How to Graduate with a Job
After graduation, most recent college graduates are faced with the daunting task of finding a job, a feat that proves difficult in the current economy.
An article in the Washington Post begins with the headline “Starting college? Here’s how to graduate with a job,” a question that has been the topic of so many articles since the Great Recession of 2008.
The article’s author and Post writer, Jim Tankersley, disputes the growing rumor that a student must graduate with a STEM (science, technology, engineering, and math) degree in order to secure a job after college. He qualifies that while there is a need for employees in these fields, there is hope for other careers.
The article offers five pieces of advice to college students about how to find their first job—something the author makes clear is different than their long-term or life-long job.
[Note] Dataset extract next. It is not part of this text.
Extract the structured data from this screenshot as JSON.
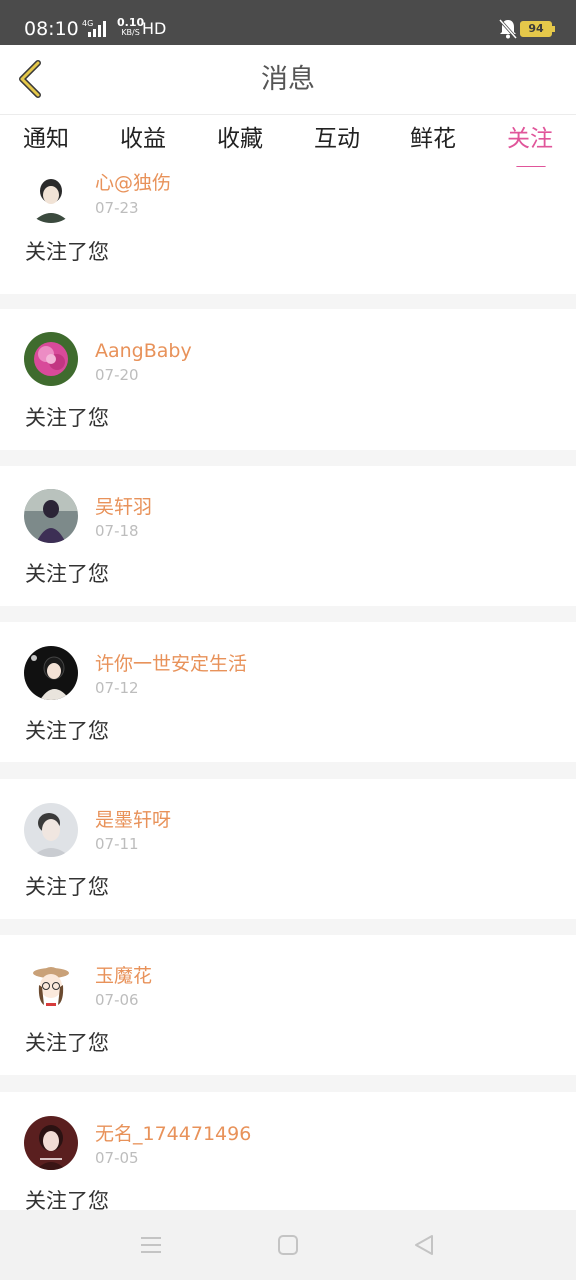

#1: Start thinking during first-year orientation about finding a job, suggesting students begin thinking about life after graduation sooner rather than later and use the career-finding resources on their campus early on.
#2: Don’t pick a job just yet, advising students to evaluate themselves when they first arrive on campus, figuring out what their interests, passions, and values are, rather than committing to a job they may later find is not for them.
#3: Sharpen skills employers are looking for, such as critical reading, strong writing, problem solving, data analytics, and the ability to work in a group as particularly important skill sets for college graduates.
#4: Build your resume and your brand, stressing the importance of internships and applied experience, as well as using online mediums to market a student’s unique skill set.
#5: Prepare to begin humbly. Andy Chan, the vice president for personal and career development at Wake Forest University says, “People are trying to measure the value of your education by how much money you make in your first job out of school. I think that’s messed up.” The author points out that due to the changing nature of the job market, graduates “don’t need to worry as much about finding the perfect position, with the well-formed ladder of advancement attached.”
What other tips do you have to share? Comment below.